1.1.2 Lower respiratory tract
The trachea divides into two branches called bronchi (Video 2). These serve the left and right lungs. Like the trachea, the walls of the bronchi contain cartilage, which prevents their collapse. Each main bronchus divides into smaller and smaller tubes, finally ending in terminal bronchioles. Bronchioles also contain cilia that help to keep the airways clean by moving mucus and particles from the lower respiratory tract up to the pharynx to be expelled.
The lungs are organised into lobes (the left lung comprises two lobes and the right lung has three lobes). Two thin membranes, the visceral and parietal pleura, cover the lungs and keep them attached to the thoracic wall.
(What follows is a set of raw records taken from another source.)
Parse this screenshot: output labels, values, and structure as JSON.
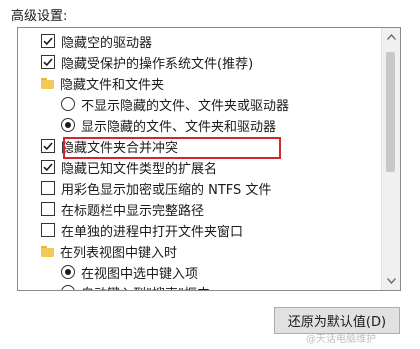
{
  "section_title": "高级设置:",
  "items": [
    {
      "type": "checkbox",
      "checked": true,
      "label": "隐藏空的驱动器"
    },
    {
      "type": "checkbox",
      "checked": true,
      "label": "隐藏受保护的操作系统文件(推荐)"
    },
    {
      "type": "folder",
      "label": "隐藏文件和文件夹"
    },
    {
      "type": "radio",
      "checked": false,
      "label": "不显示隐藏的文件、文件夹或驱动器"
    },
    {
      "type": "radio",
      "checked": true,
      "label": "显示隐藏的文件、文件夹和驱动器"
    },
    {
      "type": "checkbox",
      "checked": true,
      "label": "隐藏文件夹合并冲突"
    },
    {
      "type": "checkbox",
      "checked": true,
      "label": "隐藏已知文件类型的扩展名"
    },
    {
      "type": "checkbox",
      "checked": false,
      "label": "用彩色显示加密或压缩的 NTFS 文件"
    },
    {
      "type": "checkbox",
      "checked": false,
      "label": "在标题栏中显示完整路径"
    },
    {
      "type": "checkbox",
      "checked": false,
      "label": "在单独的进程中打开文件夹窗口"
    },
    {
      "type": "folder",
      "label": "在列表视图中键入时"
    },
    {
      "type": "radio",
      "checked": true,
      "label": "在视图中选中键入项"
    },
    {
      "type": "radio",
      "checked": false,
      "label": "自动键入到\"搜索\"框中"
    }
  ],
  "restore_button": "还原为默认值(D)",
  "watermark": "@天话电脑维护"
}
The base of each lung is concave and rests on the diaphragm (more on that in Section 1.2), whereas the heart sits within the cardiac impressions, or grooves, in each lung (Figure 1, repeated).
Because they act as a conduit for air to move into and out of the lungs, the nasal passages, pharynx, larynx, bronchi and bronchioles are collectively referred to as the conduction zone of the respiratory system.
Air then passes into progressively smaller structures deep in the lungs where gas exchange actually takes place in the respiratory zone, which you will explore in the next section.